It’s summer time, so I am always on the look-out for something amusing. Glen Alleman is a serious project manager who unearthed a humorous – but essentially profound – set of Laws of Project Management, which he calls Brasington’s Laws, after Bil Brasington who first articulated them. I won’t steal all of his thunder by listing them all – they are well worth a look, on Glen’s Blog, Herding Cats.
Brasington’s 1st, 3rd and 7th Laws
Brasington’s First Law
‘No major project is ever installed on time, within budget, or with the staff that started it. Yours will not be the first.’
Brasington’s Third Law
‘One advantage of fuzzy project objectives is that they let you avoid the embarrassment of estimating the corresponding costs.’
Brasington’s Seventh Law
‘A carelessly planned project will take three times longer to complete than expected; a carefully planned project will take only twice as long.’
Of course, you can’t – they’re laws, after all. However, good project managers will at least try to hold their own against the chaos. This means a carefully planned project is in order.
To do this, you need to set aside the third law and start with the clearest articulation of project objectives that you can create. To do this, you need to bring together the key stakeholders to agree what success will look like. How will each stakeholder evaluate the outcome, and what criteria will they use to measure success?
Photo credit: viZZZual.com
Objective Setting = Negotiation
Sadly, you will rarely work with a set of stakeholders with a single vision of success. As a project manager, you need to conduct a set of negotiations to bring all stakeholders into alignment around a core set of objectives that they can all agree on. Once you have done that, you must then create and agree with them a process for agreeing any variations to this. If you don’t, then you will surely fall prey to …

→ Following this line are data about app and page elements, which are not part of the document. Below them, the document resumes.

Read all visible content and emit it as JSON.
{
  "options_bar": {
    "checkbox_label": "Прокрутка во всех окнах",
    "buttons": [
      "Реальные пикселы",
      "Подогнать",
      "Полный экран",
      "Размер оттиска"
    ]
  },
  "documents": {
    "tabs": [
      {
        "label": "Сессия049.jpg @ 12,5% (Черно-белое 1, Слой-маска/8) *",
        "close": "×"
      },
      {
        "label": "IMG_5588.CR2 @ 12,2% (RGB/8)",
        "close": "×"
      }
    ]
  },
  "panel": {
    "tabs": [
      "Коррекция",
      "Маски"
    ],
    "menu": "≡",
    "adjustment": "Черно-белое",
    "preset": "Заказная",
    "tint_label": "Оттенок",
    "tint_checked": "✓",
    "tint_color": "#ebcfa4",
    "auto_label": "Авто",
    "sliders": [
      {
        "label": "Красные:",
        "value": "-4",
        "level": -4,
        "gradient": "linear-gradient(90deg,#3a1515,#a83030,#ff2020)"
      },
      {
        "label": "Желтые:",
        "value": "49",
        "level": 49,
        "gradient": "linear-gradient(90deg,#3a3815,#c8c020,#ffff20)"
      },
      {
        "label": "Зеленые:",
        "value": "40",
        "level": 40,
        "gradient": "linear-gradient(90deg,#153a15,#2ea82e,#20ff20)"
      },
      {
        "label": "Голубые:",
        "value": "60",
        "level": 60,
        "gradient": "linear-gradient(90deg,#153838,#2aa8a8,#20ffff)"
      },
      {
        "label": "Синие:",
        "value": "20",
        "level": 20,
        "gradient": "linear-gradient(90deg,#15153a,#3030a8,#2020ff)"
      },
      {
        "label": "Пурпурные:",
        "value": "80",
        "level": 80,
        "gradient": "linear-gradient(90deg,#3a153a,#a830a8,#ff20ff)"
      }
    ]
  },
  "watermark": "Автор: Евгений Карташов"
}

Brasington’s 5th Law
Brasington’s Fifth Law
’If project content is allowed to change freely, the rate of change will exceed the rate of progress.’
This is a nice metaphor for much of what real project management really is – and is the image that Pocketbooks illustrator, Phil Hailstone, placed on the cover of The Project Management Pocketbook, by Keith Posner and Mike Applegarth.
This excellent Pocketbook has more on defining outcomes, setting objectives and working with stakeholders.
Other Management Pocketbooks
Project Managers might Enjoy
- The Managing Change Pocketbook
- The Teamworking Pocketbook
- The Negotiator’s Pocketbook
- The Virtual Teams Pocketbook
- The Motivation Pocketbook
- The Problem Solving Pocketbook
You may also enjoy the author’s own Project Management blog, Shift Happens!